Foreign Secretary James Cleverly has urged his ministerial colleagues to keep their views on government policy “around the Cabinet table” as Liz Truss faces an open split within her top team over the 45p tax rate U-turn.
The senior Cabinet member warned his peers that it is “always better to feed straight into the boss” if there are any issues regarding “policy or the relationship with other ministers”.
On Tuesday, Home Secretary Suella Braverman accused Tory MPs of staging a “coup” against the PM over the 45p tax rate – a policy which was unveiled in Chancellor Kwasi Kwarteng’s tax-cutting mini-budget last month and reversed last week.
Truss prepares to battle to save premiership in keynote speech – Politics latest
“She chose the words that she chose,” the foreign secretary told Sky News, responding to Ms Braverman’s comments.
“But when you’re in government, you have the opportunity to feed your ideas straight to the top machine. It’s always best done around the Cabinet table or in the Cabinet committee meetings.
“My view is anything to do with policy or the relationship with other ministers – always better to feed straight into the boss”.
Speaking at a Telegraph event at the Conservative Party conference, Ms Braverman said she had been “in favour” of scrapping the top rate of income tax and was “disappointed” by the government’s U-turn.
She also criticised those in her party who had “undermined the authority of our prime minister in an unprofessional way”.
Fellow Cabinet minister Simon Clarke also publicly disclosed his objection to the reversal of the policy.
The Levelling Up, Housing and Communities secretary posted on social media: “Suella speaks a lot of good sense, as usual.”
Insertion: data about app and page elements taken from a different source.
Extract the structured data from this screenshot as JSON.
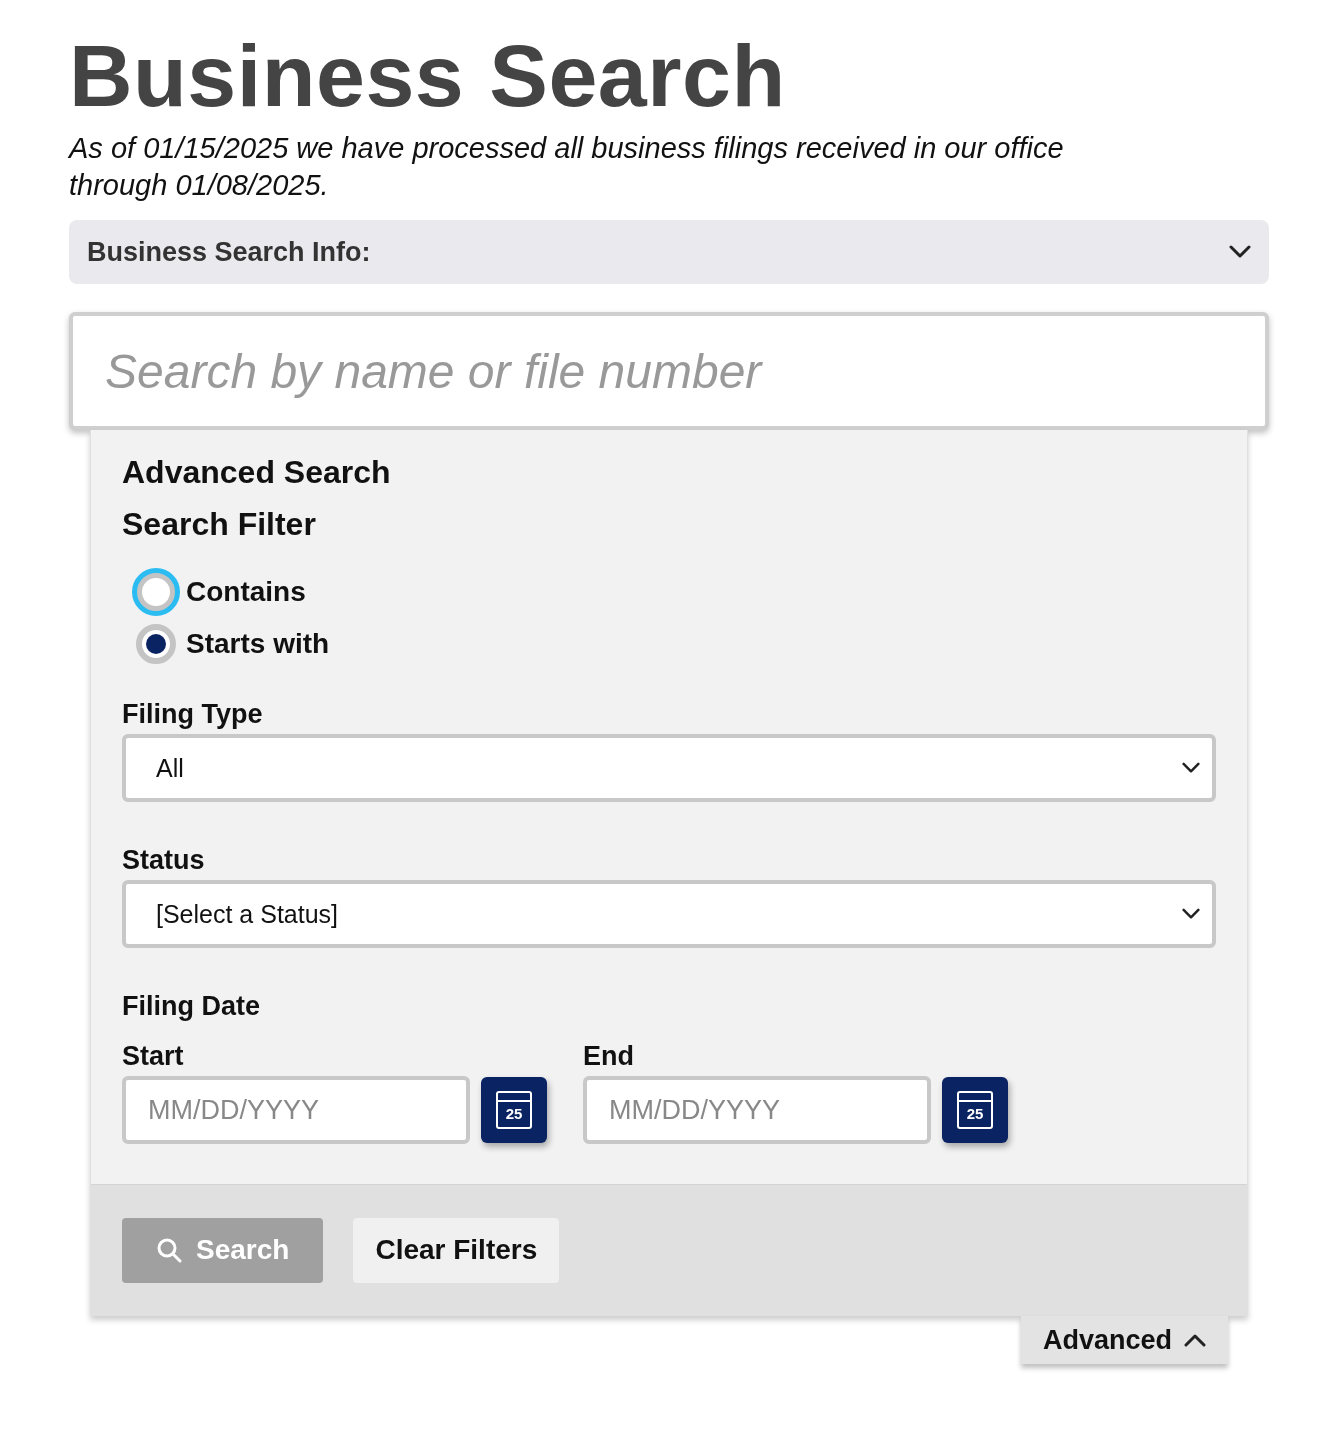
{
  "title": "Business Search",
  "notice": "As of 01/15/2025 we have processed all business filings received in our office through 01/08/2025.",
  "info_bar": {
    "label": "Business Search Info:",
    "expanded": false
  },
  "search": {
    "placeholder": "Search by name or file number"
  },
  "advanced": {
    "heading": "Advanced Search",
    "filter_heading": "Search Filter",
    "filter_options": [
      {
        "label": "Contains",
        "selected": false,
        "focused": true
      },
      {
        "label": "Starts with",
        "selected": true,
        "focused": false
      }
    ],
    "selects": [
      {
        "label": "Filing Type",
        "value": "All"
      },
      {
        "label": "Status",
        "value": "[Select a Status]"
      }
    ],
    "date_heading": "Filing Date",
    "dates": [
      {
        "label": "Start",
        "placeholder": "MM/DD/YYYY",
        "calendar_day": "25"
      },
      {
        "label": "End",
        "placeholder": "MM/DD/YYYY",
        "calendar_day": "25"
      }
    ],
    "buttons": [
      {
        "kind": "search",
        "label": "Search",
        "disabled": true
      },
      {
        "kind": "clear",
        "label": "Clear Filters",
        "disabled": false
      }
    ]
  },
  "advanced_toggle": {
    "label": "Advanced",
    "expanded": true
  }
}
The tax cut for the wealthiest 1% was one of a raft announced by Mr Kwarteng in his mini-budget less than two weeks ago that led to market turmoil – with the pound plummeting, the Bank of England having to step in to rescue pension funds and mortgage products being withdrawn.
Despite standing by the policy in the opening days of the conference, Mr Kwarteng confirmed on Monday it would no longer go ahead, saying the measure had become a “distraction” from his objective to grow the economy.
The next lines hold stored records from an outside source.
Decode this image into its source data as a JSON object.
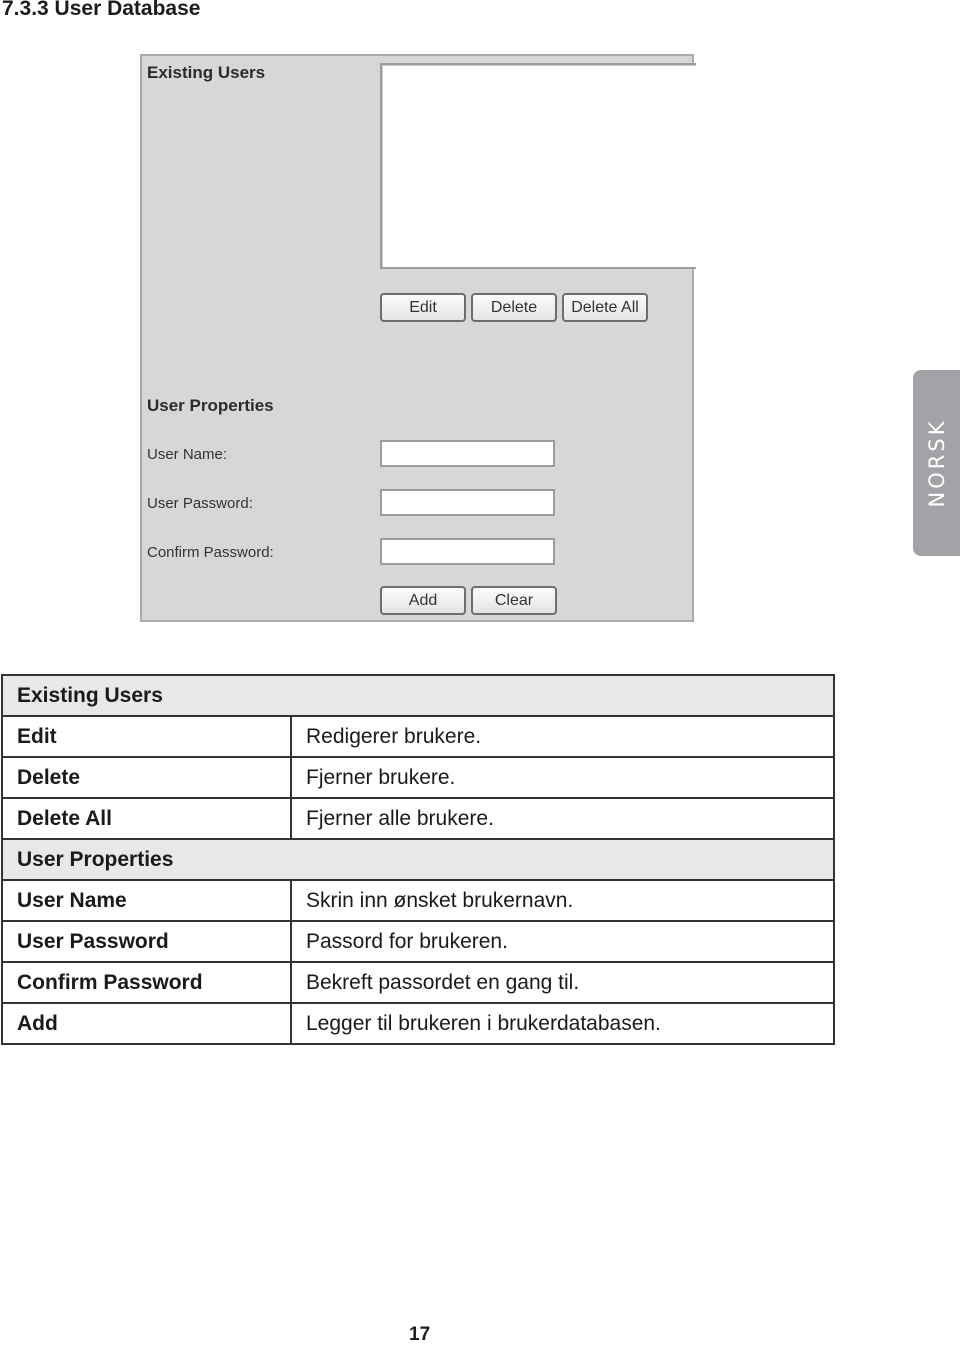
{
  "section_heading": "7.3.3 User Database",
  "panel": {
    "existing_users_title": "Existing Users",
    "existing_users_list": [],
    "buttons": {
      "edit": "Edit",
      "delete": "Delete",
      "delete_all": "Delete All",
      "add": "Add",
      "clear": "Clear"
    },
    "user_properties_title": "User Properties",
    "fields": {
      "user_name": {
        "label": "User Name:",
        "value": ""
      },
      "user_password": {
        "label": "User Password:",
        "value": ""
      },
      "confirm_password": {
        "label": "Confirm Password:",
        "value": ""
      }
    }
  },
  "side_tab": {
    "label": "NORSK"
  },
  "table": {
    "groups": [
      {
        "title": "Existing Users",
        "rows": [
          {
            "term": "Edit",
            "description": "Redigerer brukere."
          },
          {
            "term": "Delete",
            "description": "Fjerner brukere."
          },
          {
            "term": "Delete All",
            "description": "Fjerner alle brukere."
          }
        ]
      },
      {
        "title": "User Properties",
        "rows": [
          {
            "term": "User Name",
            "description": "Skrin inn ønsket brukernavn."
          },
          {
            "term": "User Password",
            "description": "Passord for brukeren."
          },
          {
            "term": "Confirm Password",
            "description": "Bekreft passordet en gang til."
          },
          {
            "term": "Add",
            "description": "Legger til brukeren i brukerdatabasen."
          }
        ]
      }
    ]
  },
  "page_number": "17"
}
Yesterday, Ms Truss told Sky News’ political editor Beth Rigby she had “absolutely no shame” in performing the dramatic U-turn.
Mr Cleverly also told Kay Burley that “a lot of discussions weren’t able to be had” over the chancellor’s mini-budget proposals because of the death of the Queen.
Ms Truss is also facing the threat of another major split within her top team over the level of benefits.
On Tuesday, Leader of the House of Commons Penny Mordaunt joined backbench rebels in calling for welfare payments to be raised in line with inflation, which has been at around 10%, rather than earnings at 5%.
The PM has refused to commit to raising benefits in line with inflation, saying she has “not made a decision” on whether to stick to the benefit uprate promised by her predecessor Boris Johnson.
Liz Truss says she has ‘absolutely no shame’ over tax cut U-turn
Home secretary attacks Tory MPs who ‘staged coup’ over tax cut
In a few hours, Ms Truss will deliver her keynote speech at the Conservative Party’s conference in Birmingham as she battles to save her premiership just one month into the job.
The PM will wrap up the event by defending her approach and pledging a “new Britain for the new era” after a week of U-turns and infighting.
The prime minister will tell her audience: “Whenever there is change, there is disruption. Not everyone will be in favour.
“We need to grow the pie so that everyone gets a bigger slice.”
She is expected to say: “I am determined to take a new approach and break us out of this high-tax, low-growth cycle.”
Ms Truss will also put her government forward as having an “iron grip” on the UK’s finances that will help everyone.
The hall in Birmingham is not expected to be full as many MPs said they were leaving on Tuesday evening ahead of train strikes on Wednesday.
Liz Truss’s speech is due to take place at 11am on Wednesday. Follow live updates and analysis on the Sky News Politics Hub and on TV.